Communication is always going to be an issue whether it’s across cultures, time zones, pure distance…whatever. There is always the risk that it can present some sort of roadblock. Given that, scope must be managed as though your life depended on it.
It’s a given that scope must be managed with the customer. Rarely do you think of it in terms of managing it within your own team. But when you’re dealing with offshore development in the form of a 3rd party organization or just developers working for your company who happen to be in another country, it can also be an issue for your team members.
Miscommunicated or misunderstood requirements can cause scope issues. Poor oversight of the offshore activities can strain the budget and timeline and thus create scope issues. Keep a tight rein on the project scope and schedule and communicate well and often in order to help mitigate this risk.

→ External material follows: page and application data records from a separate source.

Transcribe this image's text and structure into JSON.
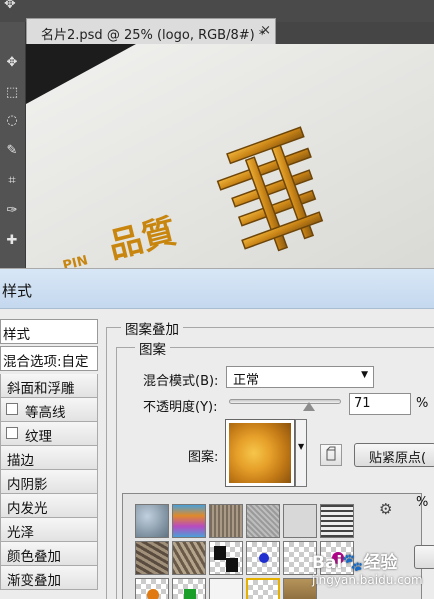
{
  "document": {
    "tab_title": "名片2.psd @ 25% (logo, RGB/8#) *",
    "close_glyph": "×"
  },
  "toolbar": {
    "tools": [
      "move-icon",
      "marquee-icon",
      "lasso-icon",
      "quick-select-icon",
      "crop-icon",
      "eyedropper-icon",
      "healing-icon"
    ]
  },
  "canvas": {
    "logo_text": "PIN",
    "brand_chars": "品質",
    "colors": {
      "gold": "#d8941e",
      "paper": "#e9e9e6"
    }
  },
  "dialog": {
    "title": "样式",
    "left_panel": {
      "header": "样式",
      "blend_options": "混合选项:自定",
      "items": [
        {
          "label": "斜面和浮雕",
          "checkbox": false
        },
        {
          "label": "等高线",
          "checkbox": true
        },
        {
          "label": "纹理",
          "checkbox": true
        },
        {
          "label": "描边",
          "checkbox": false
        },
        {
          "label": "内阴影",
          "checkbox": false
        },
        {
          "label": "内发光",
          "checkbox": false
        },
        {
          "label": "光泽",
          "checkbox": false
        },
        {
          "label": "颜色叠加",
          "checkbox": false
        },
        {
          "label": "渐变叠加",
          "checkbox": false
        }
      ]
    },
    "section_title": "图案叠加",
    "group_title": "图案",
    "blend_mode_label": "混合模式(B):",
    "blend_mode_value": "正常",
    "opacity_label": "不透明度(Y):",
    "opacity_value": "71",
    "opacity_percent": 71,
    "opacity_unit": "%",
    "pattern_label": "图案:",
    "snap_button": "贴紧原点(",
    "scale_unit": "%"
  },
  "watermark": {
    "brand": "Bai",
    "brand2": "经验",
    "url": "jingyan.baidu.com"
  }
}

Even if the offshore development work is for internal use and not a customer project, it will be critical for the delivery team to act in the role of customer when development milestones are reached. Use an iterative development process and test regularly. Test after every development milestone to review the development activity or the functionality of the code. That way, any scope issues or requirements misunderstandings can be identified and possibly corrected long before moving toward deployment.
I’ve utilized offshore developers on several projects and for the most part it has been a great experience. The education level, dedication, focus and overall work ethic have been very strong. My only problems so far have been with time zones and sudden unavailability of a particular team member.
Communication is key…do that well with all of your team members – offshore and onshore – as well as your customer and your chances of project success increase greatly.